So you’re walking about Australia, the U.K., The States…. Any English speaking country and you hear the most bizarre phrase you have ever heard in your life. You think to yourself…. Wow. These people must be crazy! While in some cases this may be true, you might have just heard one of our very popular but also very strange sounding idioms! Our idioms can sound absolutely ridiculous if you don’t know them. Let’s have a little practice with some really popular English idioms so you don’t freak out the next time someone tells you to “break a leg,” which really just means ‘good luck!’ I promise we don’t want you injured. I’m going to tell you a little story. Try and guess what the idioms might mean and then check your answers below.
Angie was once planning a surprise party. It was her best friend Mary’s birthday, and she wanted to do something really special because it’s only once in a blue moon that someone does something special for her. She drove around with Ashley, her other friend, grabbing items like cake, decorations, and presents. They didn’t want everything costing an arm and leg so they got a few other friends to pitch in with some money so they could all make this day super special. The last time Mary had a birthday they cut corners and it turned out to be a bust. The cake was terrible and to add insult to injury, the DJ ended up not showing up, so there was no music!
Ashley and Angie discussed some more plans together and saw eye to eye on where they should hold Mary’s birthday. The bar down the street from her house would be perfect. They could kill two birds with one stone by telling Mary they were just having a casual drink at the bar, but really all of her friends would be there. That way they didn’t have to trick her too much. It would be a piece of cake!
As they were shopping at the grocery store for some snack food to bring they were discussing what presents Mary would like. All of a sudden, Ashley whispered… “Speak of the devil!” Angie turned around and sure enough, there was Mary! The girls hid on the next aisle so they didn’t get caught. That was a close one, they thought.
Angie then told Ashley they should order vanilla cake, it was Mary’s favorite. They should also perhaps taste a sample so the cake wouldn’t be horrible like last year! Ashley said, “you hit the nail on the head! Great idea.”
After everything was completed for the party the girls anxiously waited along with all of Mary’s friends at the bar. They had their friend John go pick Mary up and to only tell her that just 3-4 friend were waiting at the bar to have a casual drink. No big deal. John did just that, and right as they pulled up to the parking lot another friend, Alex, was getting out of his car. Mary saw Alex and said, “Hey! What are doing here Alex?” Alex replied, “Hey Mary! Happy birthday, we’re all here for you!!!” Johns mouth dropped and he exclaimed, “Alex! You just let the cat out of the bag!” Alex turned red and apologized profusely. He begged Mary to act surprised when the doors opened. She did just that and end up having the best surprise birthday ever!
So how did you do? What did these idioms mean? Here are a list of the idioms with the meaning along with a few other popular ones we use often. Try these out during your Skype English lesson and see how you do!
- The best of both worlds- advantages of two good things.

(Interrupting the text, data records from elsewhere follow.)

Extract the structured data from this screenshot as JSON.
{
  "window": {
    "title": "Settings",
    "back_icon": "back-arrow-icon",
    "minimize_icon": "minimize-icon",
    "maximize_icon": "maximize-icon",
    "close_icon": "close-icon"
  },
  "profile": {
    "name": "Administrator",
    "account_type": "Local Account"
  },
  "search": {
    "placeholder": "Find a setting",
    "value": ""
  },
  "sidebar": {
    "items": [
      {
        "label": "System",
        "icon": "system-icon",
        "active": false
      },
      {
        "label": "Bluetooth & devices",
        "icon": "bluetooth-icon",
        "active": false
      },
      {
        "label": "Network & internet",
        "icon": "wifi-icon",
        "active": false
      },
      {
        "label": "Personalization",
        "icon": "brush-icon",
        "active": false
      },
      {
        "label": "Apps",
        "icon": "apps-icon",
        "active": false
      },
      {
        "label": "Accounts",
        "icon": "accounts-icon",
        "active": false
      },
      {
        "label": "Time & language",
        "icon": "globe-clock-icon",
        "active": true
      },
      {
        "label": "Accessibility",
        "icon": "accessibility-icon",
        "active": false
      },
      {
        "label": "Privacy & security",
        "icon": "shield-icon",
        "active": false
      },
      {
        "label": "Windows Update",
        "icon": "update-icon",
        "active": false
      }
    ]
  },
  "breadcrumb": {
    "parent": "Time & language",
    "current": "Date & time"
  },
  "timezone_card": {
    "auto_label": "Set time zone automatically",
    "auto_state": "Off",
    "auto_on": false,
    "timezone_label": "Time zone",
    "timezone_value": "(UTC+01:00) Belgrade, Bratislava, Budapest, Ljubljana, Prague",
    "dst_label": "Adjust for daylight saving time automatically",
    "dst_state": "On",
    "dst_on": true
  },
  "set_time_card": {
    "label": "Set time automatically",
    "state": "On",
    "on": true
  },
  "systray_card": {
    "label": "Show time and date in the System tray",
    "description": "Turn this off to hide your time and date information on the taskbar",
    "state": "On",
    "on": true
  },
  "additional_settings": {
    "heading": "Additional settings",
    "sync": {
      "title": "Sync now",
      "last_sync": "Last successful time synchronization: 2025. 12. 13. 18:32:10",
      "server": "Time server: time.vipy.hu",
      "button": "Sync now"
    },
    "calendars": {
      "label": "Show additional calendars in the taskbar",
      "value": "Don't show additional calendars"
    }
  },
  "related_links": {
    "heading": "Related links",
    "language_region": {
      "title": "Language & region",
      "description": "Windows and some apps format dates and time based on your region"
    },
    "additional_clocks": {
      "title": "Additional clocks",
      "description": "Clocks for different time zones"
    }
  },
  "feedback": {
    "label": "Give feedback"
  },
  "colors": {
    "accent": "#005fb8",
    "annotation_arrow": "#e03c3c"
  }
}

Someone can have the best of two different things.
- Speak of the devil- It’s when you are speaking about someone and they suddenly arrive or appear in your presence.
- See eye to eye- That people agree on a certain issues.
- Once in a blue moon- an event that happens infrequently.
- When pigs fly– basic something that will never happen. Kind of like pigs flying…right?
- Cost and arm and leg- something is very expensive.
- Piece of cake– Something is very easy.
- Let the cat out of the bag– You said something that was supposed to be a secret.
- Feeling under the weather– It means you’re not feeling well, you’re sick.
- Kill two birds with one stone– To do two things simultaneously.
- Cut corners– Doing something badly or cheaply.
- Add insult to injury– To make a situation worse.
- Can’t judge a book by it’s cover– You can’t decide on something based on it’s outward appearance.
- Break a leg– Good luck!
- Hit the nail on the head– You did or said something that was exactly right.